For now, the Money in the Bank briefcase is doing its job by grooming a potential top star. Rollins has until July of next year. No rush.
Rollins’ long feud with Ambrose has been a success thus far by all accounts. By the end of their rivalry, Rollins will have had a feud-of-the-year candidate to build on and will feel more comfortable in a main event setting.
Should the Reigns experiment go as planned, there’s a built-in storyline for Rollins to cash in against his former Shield ally come next year.
@ThisIsNasty in a way I bet WWE is hoping Bryan doesn't return till after Mania— Hashton Kusher (@2reel4you) August 19, 2014
As mean-spirited as that sounds, and as heartless as that would be if it were the case, there may be some truth to that school of thought.
Following a serious neck injury, Daniel Bryan dropped the WWE World Heavyweight Championship under controversial circumstances for the third time in three reigns. As much as WrestleMania XXX seemed like his happy ending, his impending comeback from neck surgery will begin a brand-new underdog journey.
This is bad news for Roman Reigns. More importantly, it’s bad news for WWE, which is currently investing significantly in Reigns to be its next top star.
Sure, fans are behind Reigns now that he’s climbing the ladder to his first major championship. But the more colors his riot gear adds—it has blue piping now—the more mainstream Reigns will become. With Bryan’s return looming, going mainstream puts Reigns in danger of becoming this year’s Batista.
A lack of universal support for company-approved babyfaces has become a staple of the Reality Era. Fan disillusion has even trickled down to NXT.
Last week during NXT, sneering heel Bull Dempsey received loud chants of “thank you, Bull!” as he laid waste to neon-wearing, happy-go-lucky babyface Mojo Rawley.
Reigns’ steady rotation of leaping clotheslines, running dropkicks, Superman Punches and Spears has already (and unfairly) been deemed the four moves of doom by some. This is the same brand of criticism Cena receives on a nightly basis, and fan resentment will only get worse as Reigns’ push grows stronger.

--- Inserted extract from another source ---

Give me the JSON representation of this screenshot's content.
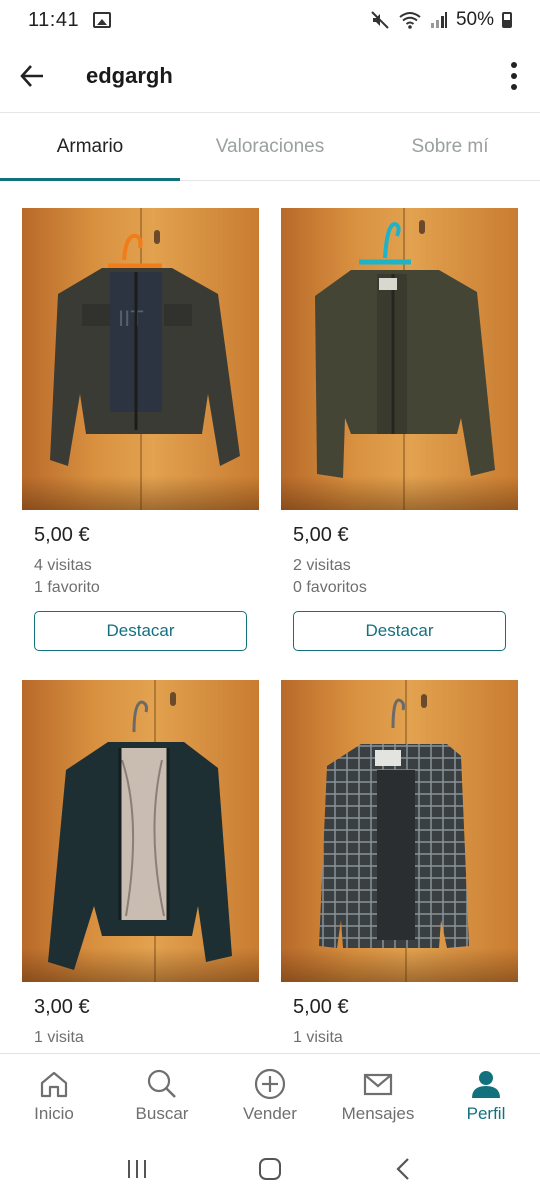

The return of Bryan will only heighten “fanimosity” toward Reigns. WWE may find itself in a situation identical to WrestleMania XXX, where Bryan is being held down in favor of a more prototypical babyface. WWE will be in a tough spot if reports begin to come out that Bryan should be healed by the Royal Rumble, an event which Reigns is almost surely penciled in to win.
If and when fans begin turning on Reigns the way they did Batista, clamoring for Bryan to finally get a proper run with the WWE World Heavyweight Championship, will WWE buckle yet again?